### Activity
Your response should be every line from the entries that includes the string "products".

(Interface dataset entries)
-------
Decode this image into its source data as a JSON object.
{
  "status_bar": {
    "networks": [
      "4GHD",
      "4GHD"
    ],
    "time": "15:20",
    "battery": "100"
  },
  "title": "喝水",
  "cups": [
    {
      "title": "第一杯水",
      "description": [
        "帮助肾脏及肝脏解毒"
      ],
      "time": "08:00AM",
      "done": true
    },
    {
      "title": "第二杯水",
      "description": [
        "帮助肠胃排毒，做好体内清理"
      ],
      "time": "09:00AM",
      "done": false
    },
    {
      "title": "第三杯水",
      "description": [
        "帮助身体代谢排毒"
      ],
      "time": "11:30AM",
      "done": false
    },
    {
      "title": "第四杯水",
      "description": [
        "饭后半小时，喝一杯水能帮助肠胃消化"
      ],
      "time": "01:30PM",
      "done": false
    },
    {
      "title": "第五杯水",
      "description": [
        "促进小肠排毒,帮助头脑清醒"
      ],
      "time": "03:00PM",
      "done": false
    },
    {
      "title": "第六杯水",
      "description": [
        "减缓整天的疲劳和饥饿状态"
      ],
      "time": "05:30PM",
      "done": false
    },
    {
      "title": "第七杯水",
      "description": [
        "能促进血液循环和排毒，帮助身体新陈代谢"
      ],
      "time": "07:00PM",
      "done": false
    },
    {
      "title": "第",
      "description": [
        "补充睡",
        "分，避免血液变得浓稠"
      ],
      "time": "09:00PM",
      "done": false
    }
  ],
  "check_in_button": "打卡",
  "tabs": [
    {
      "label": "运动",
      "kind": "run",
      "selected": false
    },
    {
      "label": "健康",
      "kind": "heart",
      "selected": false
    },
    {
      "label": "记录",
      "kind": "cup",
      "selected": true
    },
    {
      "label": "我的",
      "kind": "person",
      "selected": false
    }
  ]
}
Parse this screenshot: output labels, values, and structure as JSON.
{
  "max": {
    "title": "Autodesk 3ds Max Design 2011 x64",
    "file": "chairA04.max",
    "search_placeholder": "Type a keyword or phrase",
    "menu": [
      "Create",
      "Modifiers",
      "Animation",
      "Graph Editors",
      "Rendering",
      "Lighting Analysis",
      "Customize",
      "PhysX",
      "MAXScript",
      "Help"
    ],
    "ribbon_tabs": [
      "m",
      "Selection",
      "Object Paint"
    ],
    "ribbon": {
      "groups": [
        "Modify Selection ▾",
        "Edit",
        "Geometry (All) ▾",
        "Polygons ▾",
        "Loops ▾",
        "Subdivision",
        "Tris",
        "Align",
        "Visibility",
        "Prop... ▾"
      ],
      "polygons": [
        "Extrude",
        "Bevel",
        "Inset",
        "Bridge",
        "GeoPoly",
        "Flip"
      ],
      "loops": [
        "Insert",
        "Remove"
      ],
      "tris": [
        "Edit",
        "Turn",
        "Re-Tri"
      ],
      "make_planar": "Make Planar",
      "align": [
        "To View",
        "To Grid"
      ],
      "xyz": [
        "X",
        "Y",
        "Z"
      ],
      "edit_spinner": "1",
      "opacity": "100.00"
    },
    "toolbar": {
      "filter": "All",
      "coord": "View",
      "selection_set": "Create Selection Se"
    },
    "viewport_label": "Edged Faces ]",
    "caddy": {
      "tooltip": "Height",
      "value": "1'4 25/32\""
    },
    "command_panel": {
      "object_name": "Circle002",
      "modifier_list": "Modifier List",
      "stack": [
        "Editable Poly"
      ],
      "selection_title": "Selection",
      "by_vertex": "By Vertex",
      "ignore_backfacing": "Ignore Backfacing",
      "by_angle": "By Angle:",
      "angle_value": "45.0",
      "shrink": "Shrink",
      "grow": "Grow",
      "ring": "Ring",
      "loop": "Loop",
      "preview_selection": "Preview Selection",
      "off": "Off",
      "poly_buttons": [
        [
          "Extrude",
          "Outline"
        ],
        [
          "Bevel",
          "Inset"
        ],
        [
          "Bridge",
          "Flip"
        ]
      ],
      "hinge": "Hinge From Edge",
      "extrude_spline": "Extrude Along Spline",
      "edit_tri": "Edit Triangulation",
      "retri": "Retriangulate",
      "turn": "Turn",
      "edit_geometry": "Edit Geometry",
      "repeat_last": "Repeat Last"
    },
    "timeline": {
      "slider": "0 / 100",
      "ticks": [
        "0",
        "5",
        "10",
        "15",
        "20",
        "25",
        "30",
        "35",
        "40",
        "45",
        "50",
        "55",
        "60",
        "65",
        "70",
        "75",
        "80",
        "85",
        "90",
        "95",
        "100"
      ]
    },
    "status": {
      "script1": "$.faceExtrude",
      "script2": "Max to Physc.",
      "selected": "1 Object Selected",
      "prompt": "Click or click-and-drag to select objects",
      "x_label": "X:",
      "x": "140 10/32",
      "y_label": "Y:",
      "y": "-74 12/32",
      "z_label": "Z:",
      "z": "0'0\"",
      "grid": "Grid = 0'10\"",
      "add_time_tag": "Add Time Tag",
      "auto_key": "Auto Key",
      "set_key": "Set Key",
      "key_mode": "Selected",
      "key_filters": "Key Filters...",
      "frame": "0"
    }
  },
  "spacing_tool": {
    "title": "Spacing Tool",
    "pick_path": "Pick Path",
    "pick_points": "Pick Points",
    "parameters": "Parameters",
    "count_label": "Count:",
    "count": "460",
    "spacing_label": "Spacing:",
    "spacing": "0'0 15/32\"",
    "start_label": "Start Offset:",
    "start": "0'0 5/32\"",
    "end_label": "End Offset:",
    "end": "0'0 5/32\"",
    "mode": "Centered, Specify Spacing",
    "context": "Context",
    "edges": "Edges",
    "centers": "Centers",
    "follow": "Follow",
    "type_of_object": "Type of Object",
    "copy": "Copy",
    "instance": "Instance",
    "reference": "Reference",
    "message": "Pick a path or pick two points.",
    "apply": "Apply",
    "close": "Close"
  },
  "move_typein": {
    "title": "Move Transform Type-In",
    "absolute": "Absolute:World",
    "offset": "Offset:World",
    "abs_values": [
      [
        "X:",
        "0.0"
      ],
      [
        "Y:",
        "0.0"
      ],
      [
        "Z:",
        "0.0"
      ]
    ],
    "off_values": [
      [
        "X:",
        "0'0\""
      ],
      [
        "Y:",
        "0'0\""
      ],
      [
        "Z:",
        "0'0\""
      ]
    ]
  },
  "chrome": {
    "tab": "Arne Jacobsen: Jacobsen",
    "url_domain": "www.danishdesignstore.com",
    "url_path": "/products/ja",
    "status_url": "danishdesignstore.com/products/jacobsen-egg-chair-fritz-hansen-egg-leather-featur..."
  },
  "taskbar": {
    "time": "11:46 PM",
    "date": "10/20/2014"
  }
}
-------
### Answer box
    "url_path": "/products/ja",
    "status_url": "danishdesignstore.com/products/jacobsen-egg-chair-fritz-hansen-egg-leather-featur..."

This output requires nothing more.